═══ Dataset entries ═══

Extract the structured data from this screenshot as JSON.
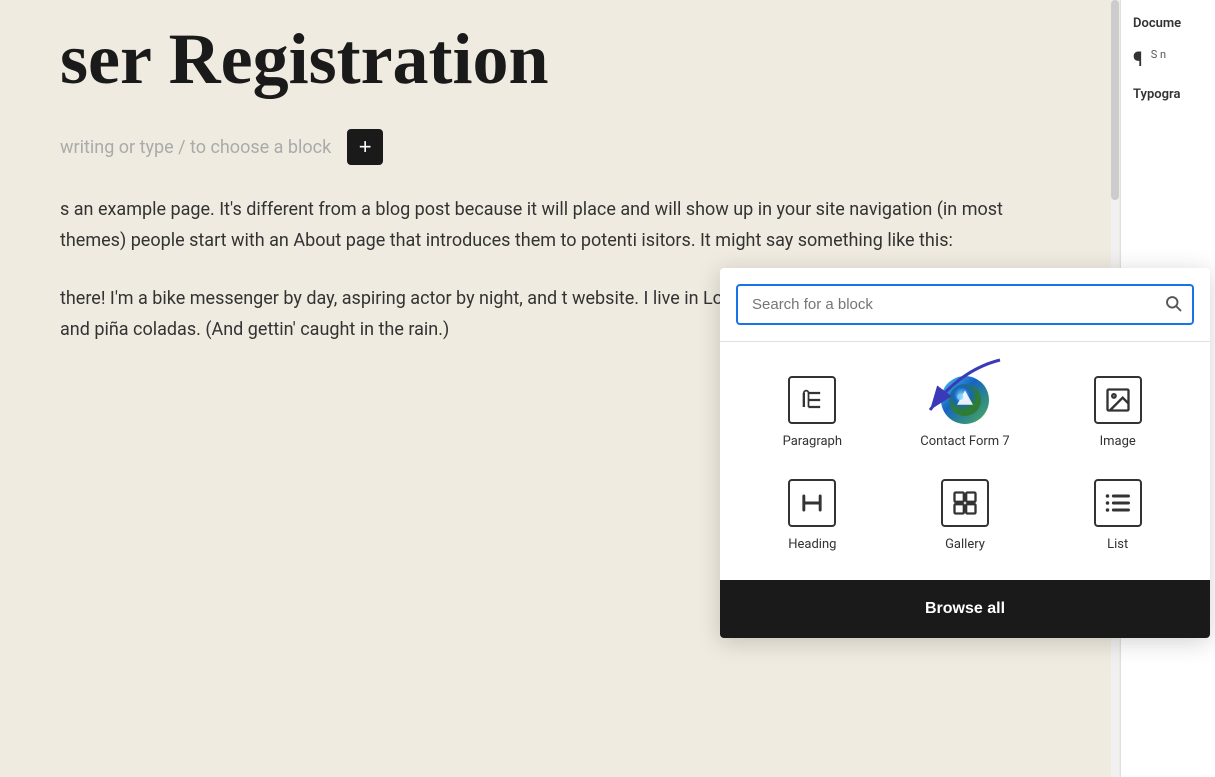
{
  "page": {
    "title": "ser Registration",
    "body_text_1": "s an example page. It's different from a blog post because it will place and will show up in your site navigation (in most themes) people start with an About page that introduces them to potenti isitors. It might say something like this:",
    "body_text_2": "there! I'm a bike messenger by day, aspiring actor by night, and t website. I live in Los Angeles, have a great dog named Jack, and piña coladas. (And gettin' caught in the rain.)",
    "placeholder_text": "writing or type / to choose a block"
  },
  "sidebar": {
    "title": "Docume",
    "paragraph_label": "P",
    "paragraph_desc": "S n",
    "typography_label": "Typogra"
  },
  "add_block": {
    "label": "+"
  },
  "block_inserter": {
    "search_placeholder": "Search for a block",
    "search_icon": "🔍",
    "blocks": [
      {
        "id": "paragraph",
        "label": "Paragraph",
        "type": "border"
      },
      {
        "id": "contact-form-7",
        "label": "Contact Form 7",
        "type": "round"
      },
      {
        "id": "image",
        "label": "Image",
        "type": "border"
      },
      {
        "id": "heading",
        "label": "Heading",
        "type": "border"
      },
      {
        "id": "gallery",
        "label": "Gallery",
        "type": "border"
      },
      {
        "id": "list",
        "label": "List",
        "type": "border"
      }
    ],
    "browse_all_label": "Browse all"
  },
  "colors": {
    "accent": "#1a73e8",
    "dark": "#1a1a1a",
    "arrow": "#3a3ab8"
  }
}
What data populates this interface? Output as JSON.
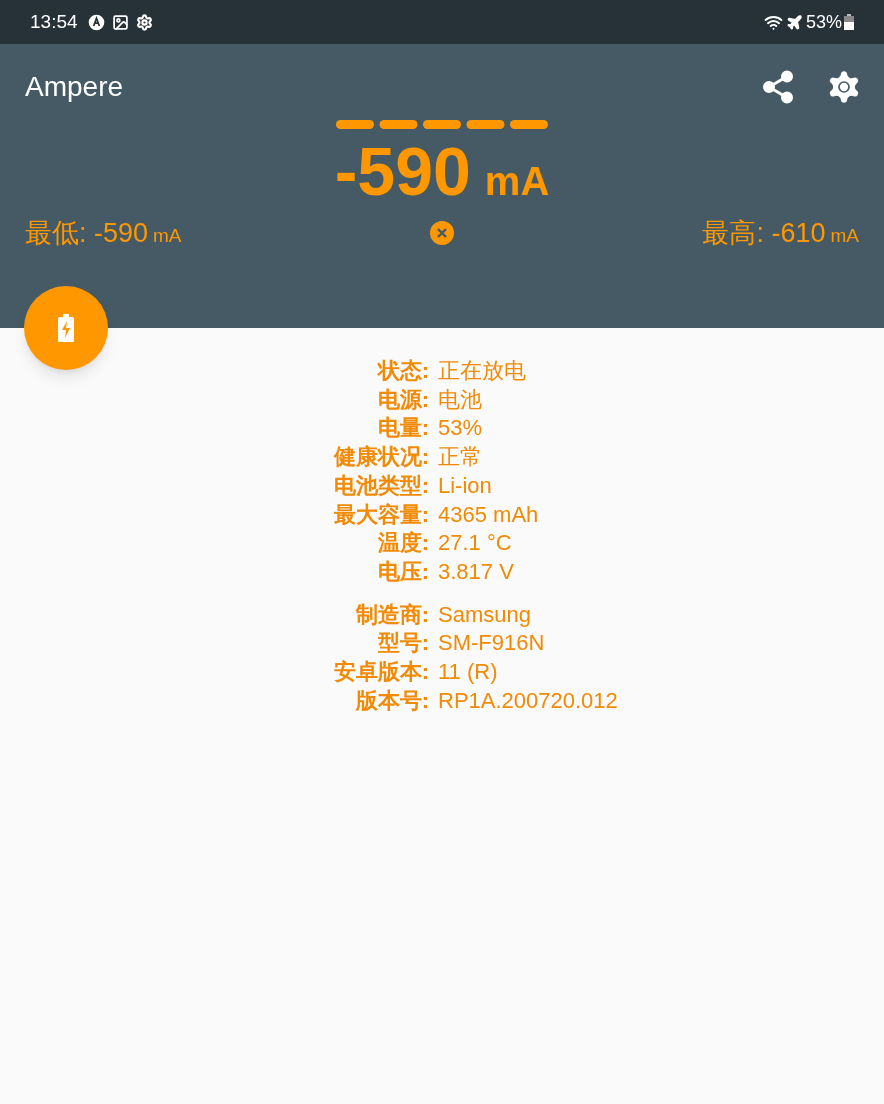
{
  "status_bar": {
    "time": "13:54",
    "battery": "53%"
  },
  "app_bar": {
    "title": "Ampere"
  },
  "reading": {
    "value": "-590",
    "unit": "mA"
  },
  "min": {
    "text": "最低: -590",
    "unit": "mA"
  },
  "max": {
    "text": "最高: -610",
    "unit": "mA"
  },
  "info_groups": [
    [
      {
        "label": "状态:",
        "value": "正在放电"
      },
      {
        "label": "电源:",
        "value": "电池"
      },
      {
        "label": "电量:",
        "value": "53%"
      },
      {
        "label": "健康状况:",
        "value": "正常"
      },
      {
        "label": "电池类型:",
        "value": "Li-ion"
      },
      {
        "label": "最大容量:",
        "value": "4365 mAh"
      },
      {
        "label": "温度:",
        "value": "27.1 °C"
      },
      {
        "label": "电压:",
        "value": "3.817 V"
      }
    ],
    [
      {
        "label": "制造商:",
        "value": "Samsung"
      },
      {
        "label": "型号:",
        "value": "SM-F916N"
      },
      {
        "label": "安卓版本:",
        "value": "11 (R)"
      },
      {
        "label": "版本号:",
        "value": "RP1A.200720.012"
      }
    ]
  ]
}
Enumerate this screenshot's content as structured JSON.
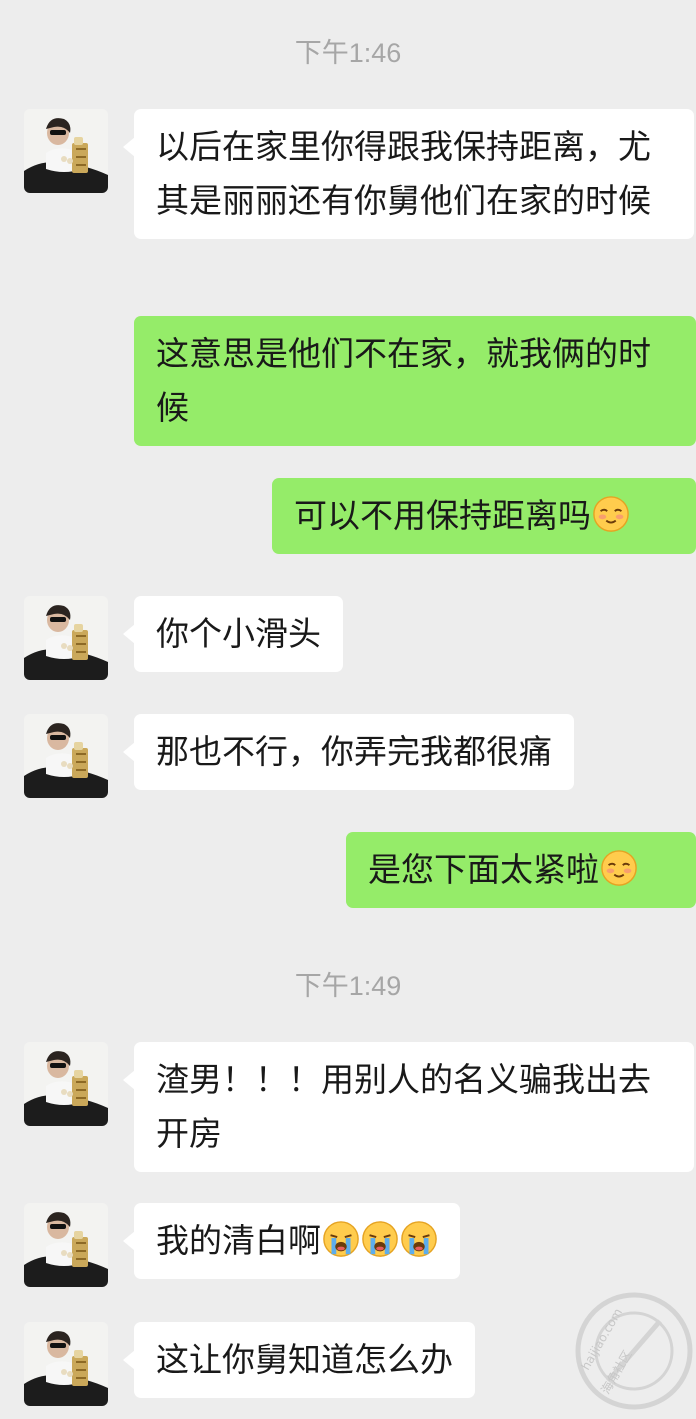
{
  "conversation": {
    "time_1": "下午1:46",
    "time_2": "下午1:49",
    "messages": [
      {
        "side": "in",
        "text": "以后在家里你得跟我保持距离，尤其是丽丽还有你舅他们在家的时候"
      },
      {
        "side": "out",
        "text": "这意思是他们不在家，就我俩的时候"
      },
      {
        "side": "out",
        "text": "可以不用保持距离吗",
        "emoji": "shy-smile-emoji"
      },
      {
        "side": "in",
        "text": "你个小滑头"
      },
      {
        "side": "in",
        "text": "那也不行，你弄完我都很痛"
      },
      {
        "side": "out",
        "text": "是您下面太紧啦",
        "emoji": "shy-smile-emoji"
      },
      {
        "side": "in",
        "text": "渣男！！！用别人的名义骗我出去开房"
      },
      {
        "side": "in",
        "text": "我的清白啊",
        "emoji": "crying-emoji x3"
      },
      {
        "side": "in",
        "text": "这让你舅知道怎么办"
      }
    ]
  },
  "watermark": {
    "text": "海角社区",
    "domain": "haijiao.com"
  },
  "colors": {
    "background": "#ededed",
    "incoming_bubble": "#ffffff",
    "outgoing_bubble": "#95ec69",
    "timestamp": "#a6a6a6",
    "text": "#191919"
  }
}
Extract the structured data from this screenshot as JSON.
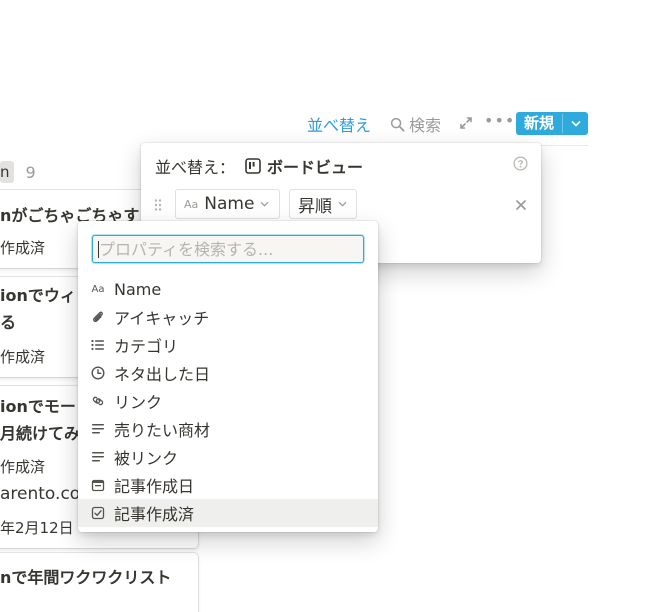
{
  "toolbar": {
    "sort_label": "並べ替え",
    "search_label": "検索",
    "more_label": "•••",
    "new_label": "新規"
  },
  "board": {
    "column_tag": "n",
    "column_count": "9",
    "cards": [
      {
        "title": "nがごちゃごちゃす",
        "status": "作成済"
      },
      {
        "title_line1": "ionでウィ",
        "title_line2": "る",
        "status": "作成済"
      },
      {
        "title_line1": "ionでモー",
        "title_line2": "月続けてみ",
        "status": "作成済",
        "link": "arento.co",
        "date": "年2月12日"
      },
      {
        "title": "nで年間ワクワクリスト"
      }
    ]
  },
  "sort_popover": {
    "title": "並べ替え：",
    "view_name": "ボードビュー",
    "property_type_glyph": "Aa",
    "property": "Name",
    "direction": "昇順"
  },
  "property_dropdown": {
    "search_placeholder": "プロパティを検索する...",
    "items": [
      {
        "label": "Name",
        "icon": "text-aa-icon"
      },
      {
        "label": "アイキャッチ",
        "icon": "paperclip-icon"
      },
      {
        "label": "カテゴリ",
        "icon": "list-icon"
      },
      {
        "label": "ネタ出した日",
        "icon": "clock-icon"
      },
      {
        "label": "リンク",
        "icon": "link-icon"
      },
      {
        "label": "売りたい商材",
        "icon": "text-lines-icon"
      },
      {
        "label": "被リンク",
        "icon": "text-lines-icon"
      },
      {
        "label": "記事作成日",
        "icon": "calendar-icon"
      },
      {
        "label": "記事作成済",
        "icon": "checkbox-icon"
      }
    ]
  },
  "colors": {
    "accent": "#2eaadc",
    "link_blue": "#2e9ce0",
    "text": "#37352f",
    "muted": "#9b9a97"
  }
}
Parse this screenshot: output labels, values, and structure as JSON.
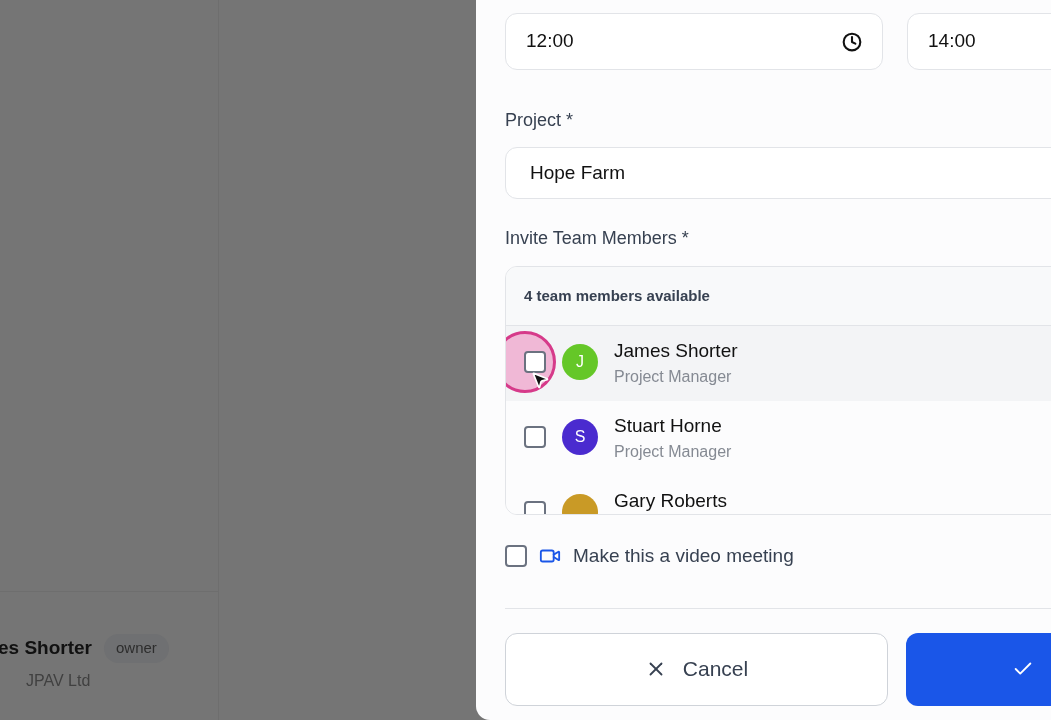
{
  "background": {
    "user_name": "es Shorter",
    "badge": "owner",
    "company": "JPAV Ltd"
  },
  "times": [
    {
      "value": "12:00",
      "clock_icon": true
    },
    {
      "value": "14:00",
      "clock_icon": false
    }
  ],
  "project": {
    "label": "Project *",
    "value": "Hope Farm"
  },
  "invite": {
    "label": "Invite Team Members *",
    "summary": "4 team members available",
    "members": [
      {
        "initial": "J",
        "name": "James Shorter",
        "role": "Project Manager",
        "color": "#65c728",
        "checked": false,
        "highlighted": true,
        "clicked": true
      },
      {
        "initial": "S",
        "name": "Stuart Horne",
        "role": "Project Manager",
        "color": "#4a2bcf",
        "checked": false,
        "highlighted": false,
        "clicked": false
      },
      {
        "name": "Gary Roberts",
        "color": "#c99a26",
        "checked": false,
        "highlighted": false,
        "clicked": false
      }
    ]
  },
  "video": {
    "label": "Make this a video meeting",
    "checked": false
  },
  "buttons": [
    {
      "kind": "secondary",
      "label": "Cancel"
    },
    {
      "kind": "primary"
    }
  ]
}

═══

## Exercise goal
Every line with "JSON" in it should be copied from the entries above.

## Result of the exercise
Extract the structured data from this screenshot as JSON.
What data populates this interface? Output as JSON.
Enumerate this screenshot's content as structured JSON.
Extract the structured data from this screenshot as JSON.
Parse this screenshot: output labels, values, and structure as JSON.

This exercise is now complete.